January 23, 2017
Photo: Tom Berg
The California Air Resources Board has released a Proposed Scoping Plan that sets new goals to reduce greenhouse gas emissions to 40% below 1990 levels by 2030.
CARB is calling the plan the most ambitious carbon emissions reduction target in North America, building on the state’s current and planned efforts to reduce emissions. The plan outlines the most effective ways to reach the 2030 goal, including a continuation of California’s Cap-and-Trade Program. The plan puts the state on the trajectory of achieving an 80% reduction in greenhouse gas emissions by 2050.
“Climate change is impacting California now, and we need to continue to take bold and effective action to address it head on to protect and improve the quality of life in California,” said Mary D. Nichols, CARB chair. “The plan will help us meet both our climate and our clean air goals in the coming decades and provide billions of dollars in investments to cut greenhouse gasses, smog and toxic pollution in disadvantaged communities throughout the state. It is also designed to continue to drive creative innovation, generating good new jobs in the growing clean technology sector.”

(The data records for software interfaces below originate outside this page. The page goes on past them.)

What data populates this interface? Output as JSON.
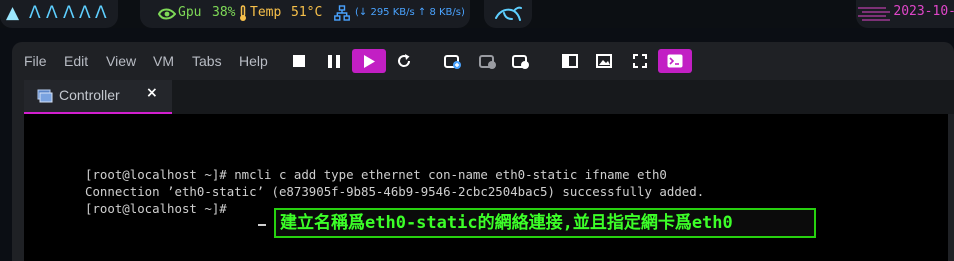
{
  "topbar": {
    "workspaces": [
      "▲",
      "Λ",
      "Λ",
      "Λ",
      "Λ",
      "Λ"
    ],
    "gpu_label": "Gpu",
    "gpu_value": "38%",
    "temp_label": "Temp",
    "temp_value": "51°C",
    "net_text": "(↓ 295 KB/s ↑ 8 KB/s)",
    "clock": "2023-10-",
    "colors": {
      "gpu": "#7ed957",
      "temp": "#f7c04a",
      "net": "#4aa3ff",
      "clock": "#e046c9",
      "workspace": "#5ecfff"
    }
  },
  "window": {
    "menu": [
      "File",
      "Edit",
      "View",
      "VM",
      "Tabs",
      "Help"
    ],
    "toolbar_icons": [
      "stop-icon",
      "pause-icon",
      "play-icon",
      "restart-icon",
      "snapshot-take-icon",
      "snapshot-revert-icon",
      "snapshot-manager-icon",
      "sidebar-toggle-icon",
      "thumbnail-icon",
      "fullscreen-icon",
      "console-icon"
    ],
    "tab": {
      "label": "Controller",
      "close": "×"
    }
  },
  "console": {
    "lines": [
      "[root@localhost ~]# nmcli c add type ethernet con-name eth0-static ifname eth0",
      "Connection ’eth0-static’ (e873905f-9b85-46b9-9546-2cbc2504bac5) successfully added.",
      "[root@localhost ~]# "
    ],
    "annotation": "建立名稱爲eth0-static的網絡連接,並且指定網卡爲eth0"
  }
}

For the transportation sector, the plan seeks to accelerate the use of clean vehicle and equipment technologies and fuels through targeted introduction of zero emission and near-zero emission technologies and renewable fuels. The policy will encourage the use of clean technologies along primary freight corridors.

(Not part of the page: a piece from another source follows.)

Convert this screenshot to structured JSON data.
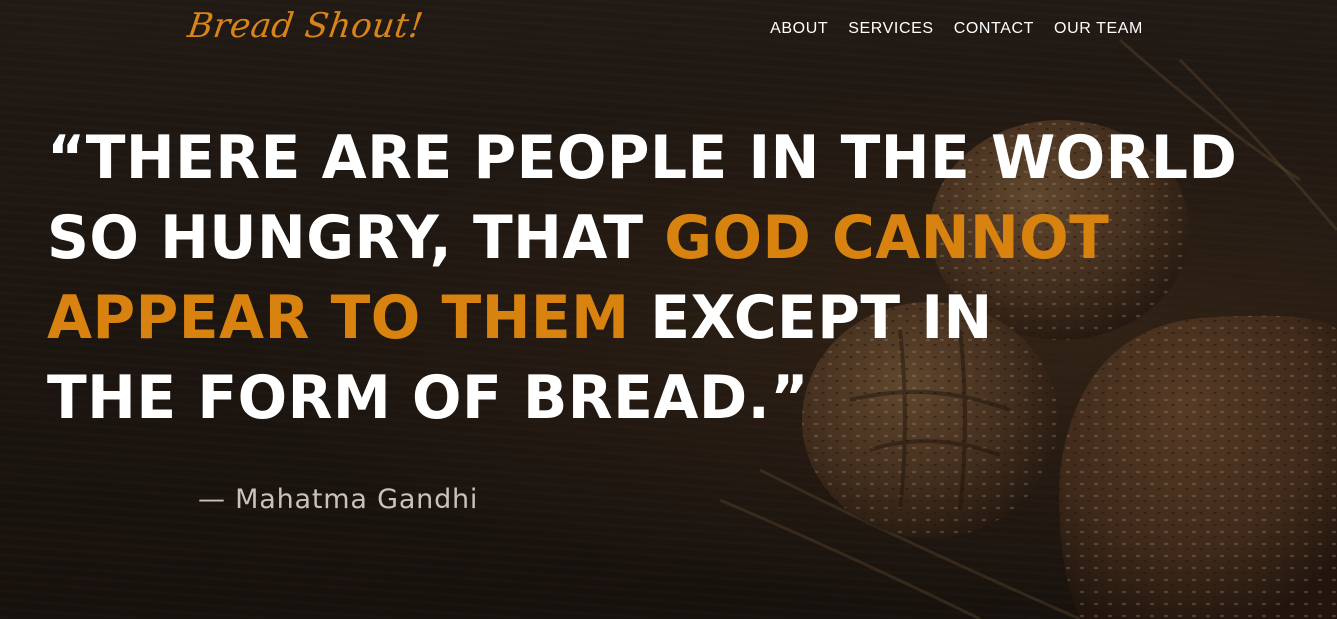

Examples of some incentives include a separate zero emissions or near-zero emissions freight lane, employing market mechanisms to offer favorable pricing of clean vehicles and developing fuel storage and distribution infrastructure along those freight corridors.
Many of the non- transportation industry related solutions that CARB has proposed involve an increase in public transportation options for residents to reduce the number of vehicular trips needed, and a goal of selling 100% zero emissions light-duty vehicles by 2030.

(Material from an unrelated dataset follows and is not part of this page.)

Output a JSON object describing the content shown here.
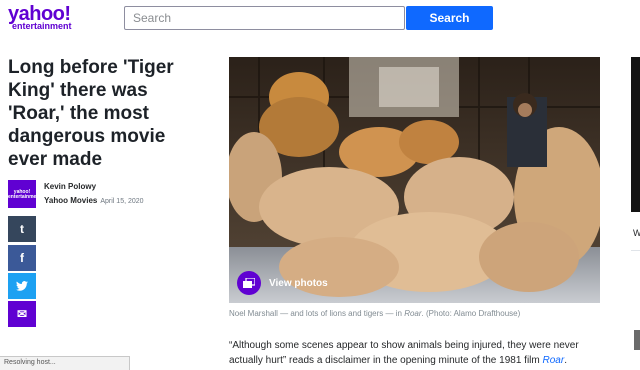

The proposed plan was developed by CARB staff over the past 18 months, working with various state agencies and departments. The result was guided by legislation and reflects the input from dozens of public workshops and community meetings as well as input from CARB’s Environmental Justice Advisory Committee and other stakeholders.
The first of three public hearings on the proposed plan will be held at the board meeting on Jan. 27.CARB is slated to hold workshops in February and hear and update